Your goal
Repeat all of the entries, please, keeping each line exact.

Segment Start: Input data

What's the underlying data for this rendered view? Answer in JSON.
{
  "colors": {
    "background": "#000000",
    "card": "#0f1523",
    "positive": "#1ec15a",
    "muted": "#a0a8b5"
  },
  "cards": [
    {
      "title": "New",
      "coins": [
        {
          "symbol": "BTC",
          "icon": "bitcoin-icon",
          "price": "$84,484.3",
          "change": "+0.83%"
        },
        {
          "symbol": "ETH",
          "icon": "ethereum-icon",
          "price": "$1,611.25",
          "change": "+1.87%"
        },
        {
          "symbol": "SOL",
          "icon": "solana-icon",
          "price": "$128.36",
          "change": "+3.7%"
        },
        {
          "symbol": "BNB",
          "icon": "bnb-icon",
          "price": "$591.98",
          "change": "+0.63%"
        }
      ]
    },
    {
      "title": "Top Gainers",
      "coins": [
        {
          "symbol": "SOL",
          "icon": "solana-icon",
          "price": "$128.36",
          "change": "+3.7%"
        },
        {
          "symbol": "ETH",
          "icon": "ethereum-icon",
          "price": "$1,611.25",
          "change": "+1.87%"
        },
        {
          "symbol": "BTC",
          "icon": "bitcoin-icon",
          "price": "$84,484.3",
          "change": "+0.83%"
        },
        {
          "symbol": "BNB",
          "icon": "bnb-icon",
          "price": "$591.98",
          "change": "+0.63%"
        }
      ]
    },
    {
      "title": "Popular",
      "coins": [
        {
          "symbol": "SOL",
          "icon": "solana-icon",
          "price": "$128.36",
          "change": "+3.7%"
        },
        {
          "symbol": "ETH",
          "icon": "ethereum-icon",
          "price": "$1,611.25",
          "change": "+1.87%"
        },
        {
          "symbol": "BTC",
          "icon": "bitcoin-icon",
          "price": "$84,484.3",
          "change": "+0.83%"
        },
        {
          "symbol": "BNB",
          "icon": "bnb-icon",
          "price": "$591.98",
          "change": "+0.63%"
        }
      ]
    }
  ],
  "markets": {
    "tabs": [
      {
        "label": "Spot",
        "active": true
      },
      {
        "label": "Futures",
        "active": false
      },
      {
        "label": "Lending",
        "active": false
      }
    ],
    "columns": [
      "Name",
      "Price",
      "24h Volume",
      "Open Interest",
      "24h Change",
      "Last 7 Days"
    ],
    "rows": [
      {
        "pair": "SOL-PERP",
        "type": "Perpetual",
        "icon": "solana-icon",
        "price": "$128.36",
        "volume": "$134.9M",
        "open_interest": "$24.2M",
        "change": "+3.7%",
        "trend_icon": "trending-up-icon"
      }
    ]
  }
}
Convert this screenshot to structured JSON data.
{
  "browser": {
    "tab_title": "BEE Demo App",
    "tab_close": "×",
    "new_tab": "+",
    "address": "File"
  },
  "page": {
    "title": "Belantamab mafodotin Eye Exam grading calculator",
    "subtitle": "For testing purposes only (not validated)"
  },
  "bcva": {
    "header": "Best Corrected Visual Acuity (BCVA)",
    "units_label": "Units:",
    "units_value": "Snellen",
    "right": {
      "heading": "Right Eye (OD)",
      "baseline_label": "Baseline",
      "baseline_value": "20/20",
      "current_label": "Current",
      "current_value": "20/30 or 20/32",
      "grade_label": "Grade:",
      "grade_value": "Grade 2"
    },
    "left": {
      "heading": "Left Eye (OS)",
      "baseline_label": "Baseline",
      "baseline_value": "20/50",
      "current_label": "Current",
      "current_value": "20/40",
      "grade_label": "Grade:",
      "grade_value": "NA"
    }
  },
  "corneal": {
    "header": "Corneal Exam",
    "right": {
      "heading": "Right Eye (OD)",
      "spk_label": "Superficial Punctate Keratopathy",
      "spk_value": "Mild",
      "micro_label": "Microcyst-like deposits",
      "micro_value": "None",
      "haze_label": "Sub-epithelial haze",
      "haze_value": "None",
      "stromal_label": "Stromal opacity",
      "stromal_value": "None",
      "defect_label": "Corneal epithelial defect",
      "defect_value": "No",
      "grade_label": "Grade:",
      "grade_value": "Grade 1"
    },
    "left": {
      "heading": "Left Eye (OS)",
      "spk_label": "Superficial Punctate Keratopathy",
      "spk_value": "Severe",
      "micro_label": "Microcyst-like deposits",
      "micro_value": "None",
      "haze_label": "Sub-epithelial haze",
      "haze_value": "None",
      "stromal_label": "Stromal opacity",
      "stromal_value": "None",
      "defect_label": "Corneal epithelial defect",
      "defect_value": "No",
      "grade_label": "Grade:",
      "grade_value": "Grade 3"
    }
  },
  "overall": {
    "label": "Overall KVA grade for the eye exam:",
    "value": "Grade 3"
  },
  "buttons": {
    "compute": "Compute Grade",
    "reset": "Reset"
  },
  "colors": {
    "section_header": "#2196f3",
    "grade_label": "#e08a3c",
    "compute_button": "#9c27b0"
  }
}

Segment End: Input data

Answer for the task
What's the underlying data for this rendered view? Answer in JSON.
{
  "colors": {
    "background": "#000000",
    "card": "#0f1523",
    "positive": "#1ec15a",
    "muted": "#a0a8b5"
  },
  "cards": [
    {
      "title": "New",
      "coins": [
        {
          "symbol": "BTC",
          "icon": "bitcoin-icon",
          "price": "$84,484.3",
          "change": "+0.83%"
        },
        {
          "symbol": "ETH",
          "icon": "ethereum-icon",
          "price": "$1,611.25",
          "change": "+1.87%"
        },
        {
          "symbol": "SOL",
          "icon": "solana-icon",
          "price": "$128.36",
          "change": "+3.7%"
        },
        {
          "symbol": "BNB",
          "icon": "bnb-icon",
          "price": "$591.98",
          "change": "+0.63%"
        }
      ]
    },
    {
      "title": "Top Gainers",
      "coins": [
        {
          "symbol": "SOL",
          "icon": "solana-icon",
          "price": "$128.36",
          "change": "+3.7%"
        },
        {
          "symbol": "ETH",
          "icon": "ethereum-icon",
          "price": "$1,611.25",
          "change": "+1.87%"
        },
        {
          "symbol": "BTC",
          "icon": "bitcoin-icon",
          "price": "$84,484.3",
          "change": "+0.83%"
        },
        {
          "symbol": "BNB",
          "icon": "bnb-icon",
          "price": "$591.98",
          "change": "+0.63%"
        }
      ]
    },
    {
      "title": "Popular",
      "coins": [
        {
          "symbol": "SOL",
          "icon": "solana-icon",
          "price": "$128.36",
          "change": "+3.7%"
        },
        {
          "symbol": "ETH",
          "icon": "ethereum-icon",
          "price": "$1,611.25",
          "change": "+1.87%"
        },
        {
          "symbol": "BTC",
          "icon": "bitcoin-icon",
          "price": "$84,484.3",
          "change": "+0.83%"
        },
        {
          "symbol": "BNB",
          "icon": "bnb-icon",
          "price": "$591.98",
          "change": "+0.63%"
        }
      ]
    }
  ],
  "markets": {
    "tabs": [
      {
        "label": "Spot",
        "active": true
      },
      {
        "label": "Futures",
        "active": false
      },
      {
        "label": "Lending",
        "active": false
      }
    ],
    "columns": [
      "Name",
      "Price",
      "24h Volume",
      "Open Interest",
      "24h Change",
      "Last 7 Days"
    ],
    "rows": [
      {
        "pair": "SOL-PERP",
        "type": "Perpetual",
        "icon": "solana-icon",
        "price": "$128.36",
        "volume": "$134.9M",
        "open_interest": "$24.2M",
        "change": "+3.7%",
        "trend_icon": "trending-up-icon"
      }
    ]
  }
}
Convert this screenshot to structured JSON data.
{
  "browser": {
    "tab_title": "BEE Demo App",
    "tab_close": "×",
    "new_tab": "+",
    "address": "File"
  },
  "page": {
    "title": "Belantamab mafodotin Eye Exam grading calculator",
    "subtitle": "For testing purposes only (not validated)"
  },
  "bcva": {
    "header": "Best Corrected Visual Acuity (BCVA)",
    "units_label": "Units:",
    "units_value": "Snellen",
    "right": {
      "heading": "Right Eye (OD)",
      "baseline_label": "Baseline",
      "baseline_value": "20/20",
      "current_label": "Current",
      "current_value": "20/30 or 20/32",
      "grade_label": "Grade:",
      "grade_value": "Grade 2"
    },
    "left": {
      "heading": "Left Eye (OS)",
      "baseline_label": "Baseline",
      "baseline_value": "20/50",
      "current_label": "Current",
      "current_value": "20/40",
      "grade_label": "Grade:",
      "grade_value": "NA"
    }
  },
  "corneal": {
    "header": "Corneal Exam",
    "right": {
      "heading": "Right Eye (OD)",
      "spk_label": "Superficial Punctate Keratopathy",
      "spk_value": "Mild",
      "micro_label": "Microcyst-like deposits",
      "micro_value": "None",
      "haze_label": "Sub-epithelial haze",
      "haze_value": "None",
      "stromal_label": "Stromal opacity",
      "stromal_value": "None",
      "defect_label": "Corneal epithelial defect",
      "defect_value": "No",
      "grade_label": "Grade:",
      "grade_value": "Grade 1"
    },
    "left": {
      "heading": "Left Eye (OS)",
      "spk_label": "Superficial Punctate Keratopathy",
      "spk_value": "Severe",
      "micro_label": "Microcyst-like deposits",
      "micro_value": "None",
      "haze_label": "Sub-epithelial haze",
      "haze_value": "None",
      "stromal_label": "Stromal opacity",
      "stromal_value": "None",
      "defect_label": "Corneal epithelial defect",
      "defect_value": "No",
      "grade_label": "Grade:",
      "grade_value": "Grade 3"
    }
  },
  "overall": {
    "label": "Overall KVA grade for the eye exam:",
    "value": "Grade 3"
  },
  "buttons": {
    "compute": "Compute Grade",
    "reset": "Reset"
  },
  "colors": {
    "section_header": "#2196f3",
    "grade_label": "#e08a3c",
    "compute_button": "#9c27b0"
  }
}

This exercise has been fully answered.